The FCC has changed its Emergency Alert System rules to allow for national EAS testing and data collection from such tests.
The goal of the national test is to determine whether EAS functions as intended to deliver a national presidential alert.
The changes, adopted Feb. 2, have now been published in the Federal Register and are in effect. The commission’s Part 11 rules now say all EAS participating stations must take part in national tests of the EAS system. The first national EAS test must use the Emergency Alert Notification, the live event code for nationwide presidential alerts. Whenever the national test occurs, it replaces the monthly and weekly EAS tests for that particular month and week.
The new rules require the FCC to give stations at least two months’ notice before a national test; and stations must submit test-related diagnostic information — including whether they received the alert, if they re-transmitted it and the make and model of their EAS encoder/decoder — to the FCC within 45 days. The data won’t be released to the public but can be shared with other federal agencies and state governmental emergency management agencies.
The FCC plans to release a notice establishing a voluntary electronic reporting system that stations can use as part of their participation in the national EAS test.

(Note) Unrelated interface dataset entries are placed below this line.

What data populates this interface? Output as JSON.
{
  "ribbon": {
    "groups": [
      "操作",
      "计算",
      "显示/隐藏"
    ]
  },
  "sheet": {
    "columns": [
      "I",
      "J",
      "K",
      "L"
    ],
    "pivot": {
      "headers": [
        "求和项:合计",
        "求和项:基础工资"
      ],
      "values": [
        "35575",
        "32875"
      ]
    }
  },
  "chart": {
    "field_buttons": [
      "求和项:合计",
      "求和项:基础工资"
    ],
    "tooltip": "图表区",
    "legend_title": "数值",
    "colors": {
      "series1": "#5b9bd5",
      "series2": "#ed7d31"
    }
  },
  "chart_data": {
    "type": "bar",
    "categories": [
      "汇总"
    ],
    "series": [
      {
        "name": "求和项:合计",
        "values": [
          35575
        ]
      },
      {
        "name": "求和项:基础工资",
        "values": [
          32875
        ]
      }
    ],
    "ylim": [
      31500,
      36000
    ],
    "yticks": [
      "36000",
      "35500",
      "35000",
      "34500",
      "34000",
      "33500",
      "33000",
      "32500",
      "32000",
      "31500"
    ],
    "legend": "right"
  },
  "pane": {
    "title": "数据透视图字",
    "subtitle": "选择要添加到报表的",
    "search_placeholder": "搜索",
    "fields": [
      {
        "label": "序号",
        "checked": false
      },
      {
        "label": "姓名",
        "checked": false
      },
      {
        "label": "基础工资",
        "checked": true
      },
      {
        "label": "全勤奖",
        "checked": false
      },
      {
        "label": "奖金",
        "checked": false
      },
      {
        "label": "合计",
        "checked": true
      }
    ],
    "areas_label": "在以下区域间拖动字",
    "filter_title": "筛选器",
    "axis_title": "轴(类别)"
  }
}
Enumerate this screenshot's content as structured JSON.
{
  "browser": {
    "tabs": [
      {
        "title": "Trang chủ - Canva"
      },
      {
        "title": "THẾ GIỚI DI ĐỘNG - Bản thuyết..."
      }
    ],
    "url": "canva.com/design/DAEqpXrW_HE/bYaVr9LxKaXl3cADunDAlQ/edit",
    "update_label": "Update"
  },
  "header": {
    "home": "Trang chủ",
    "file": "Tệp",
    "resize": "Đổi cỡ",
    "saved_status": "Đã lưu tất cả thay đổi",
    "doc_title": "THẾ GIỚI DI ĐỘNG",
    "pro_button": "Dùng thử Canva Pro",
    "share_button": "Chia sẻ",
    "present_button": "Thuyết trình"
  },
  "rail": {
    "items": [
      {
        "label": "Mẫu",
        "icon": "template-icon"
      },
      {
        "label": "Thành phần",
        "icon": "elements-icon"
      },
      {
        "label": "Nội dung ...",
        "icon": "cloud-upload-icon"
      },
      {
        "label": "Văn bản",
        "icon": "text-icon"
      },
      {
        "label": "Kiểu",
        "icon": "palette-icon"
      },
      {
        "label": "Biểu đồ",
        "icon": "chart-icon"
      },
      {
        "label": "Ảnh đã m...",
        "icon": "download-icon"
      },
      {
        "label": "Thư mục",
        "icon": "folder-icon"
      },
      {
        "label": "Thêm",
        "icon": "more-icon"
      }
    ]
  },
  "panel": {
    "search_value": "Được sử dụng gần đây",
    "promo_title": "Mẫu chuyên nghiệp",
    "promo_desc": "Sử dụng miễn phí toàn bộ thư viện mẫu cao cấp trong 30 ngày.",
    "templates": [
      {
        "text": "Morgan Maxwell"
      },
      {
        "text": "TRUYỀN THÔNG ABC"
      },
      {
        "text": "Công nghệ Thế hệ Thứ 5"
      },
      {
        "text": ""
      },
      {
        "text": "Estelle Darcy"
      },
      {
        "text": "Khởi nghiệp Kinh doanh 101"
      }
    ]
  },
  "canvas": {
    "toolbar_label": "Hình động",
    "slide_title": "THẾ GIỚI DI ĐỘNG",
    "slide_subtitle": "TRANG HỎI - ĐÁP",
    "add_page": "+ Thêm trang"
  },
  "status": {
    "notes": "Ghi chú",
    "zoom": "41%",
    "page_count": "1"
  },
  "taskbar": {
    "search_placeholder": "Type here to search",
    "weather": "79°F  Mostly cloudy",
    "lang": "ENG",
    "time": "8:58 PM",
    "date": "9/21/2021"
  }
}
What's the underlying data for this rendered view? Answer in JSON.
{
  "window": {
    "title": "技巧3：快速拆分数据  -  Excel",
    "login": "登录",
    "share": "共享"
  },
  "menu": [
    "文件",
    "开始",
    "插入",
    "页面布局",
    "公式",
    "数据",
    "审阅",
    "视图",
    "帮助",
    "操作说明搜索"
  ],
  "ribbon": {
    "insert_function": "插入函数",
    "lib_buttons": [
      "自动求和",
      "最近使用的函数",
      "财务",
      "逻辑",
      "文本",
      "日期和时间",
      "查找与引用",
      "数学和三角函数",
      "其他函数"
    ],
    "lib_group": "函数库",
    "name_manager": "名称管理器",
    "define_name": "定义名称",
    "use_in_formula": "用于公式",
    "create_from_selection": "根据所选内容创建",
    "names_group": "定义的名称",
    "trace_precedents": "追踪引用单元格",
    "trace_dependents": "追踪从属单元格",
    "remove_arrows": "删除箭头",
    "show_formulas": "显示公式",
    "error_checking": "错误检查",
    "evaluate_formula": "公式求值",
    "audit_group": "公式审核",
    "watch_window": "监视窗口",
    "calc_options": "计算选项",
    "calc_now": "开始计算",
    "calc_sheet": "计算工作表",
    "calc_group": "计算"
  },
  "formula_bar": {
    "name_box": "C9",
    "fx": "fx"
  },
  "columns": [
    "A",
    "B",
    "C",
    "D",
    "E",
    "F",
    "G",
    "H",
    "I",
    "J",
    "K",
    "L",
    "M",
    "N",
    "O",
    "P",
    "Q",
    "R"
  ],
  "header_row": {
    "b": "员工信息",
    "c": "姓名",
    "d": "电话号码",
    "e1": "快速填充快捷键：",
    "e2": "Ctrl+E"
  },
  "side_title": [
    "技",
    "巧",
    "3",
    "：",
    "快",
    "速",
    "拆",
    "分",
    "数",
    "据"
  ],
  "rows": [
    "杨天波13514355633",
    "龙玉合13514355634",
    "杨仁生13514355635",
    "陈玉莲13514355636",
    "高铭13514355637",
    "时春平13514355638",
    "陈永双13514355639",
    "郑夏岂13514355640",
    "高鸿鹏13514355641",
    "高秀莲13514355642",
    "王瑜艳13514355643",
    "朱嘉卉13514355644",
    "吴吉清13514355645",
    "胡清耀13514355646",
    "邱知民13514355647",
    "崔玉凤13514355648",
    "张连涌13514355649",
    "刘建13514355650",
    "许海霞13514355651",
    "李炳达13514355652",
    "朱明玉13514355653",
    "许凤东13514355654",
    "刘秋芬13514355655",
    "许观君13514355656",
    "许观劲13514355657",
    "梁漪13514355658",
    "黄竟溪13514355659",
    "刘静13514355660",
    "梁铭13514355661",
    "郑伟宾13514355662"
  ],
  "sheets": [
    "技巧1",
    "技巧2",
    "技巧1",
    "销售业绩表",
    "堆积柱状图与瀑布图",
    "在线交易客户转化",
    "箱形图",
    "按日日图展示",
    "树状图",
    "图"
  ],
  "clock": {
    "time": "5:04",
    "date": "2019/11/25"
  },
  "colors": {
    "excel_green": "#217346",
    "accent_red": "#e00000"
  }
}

As we’ve reported, no exact date has been set for a national test, though the Federal Emergency Management Agency and the FCC are targeting this fall, to coincide with the Sept. 30 deadline for participating stations to have next-gen EAS encoders/decoders installed to handle the new Common Alerting Protocol for emergency message delivery.
— Leslie Stimson
“FCC Orders First National EAS Test”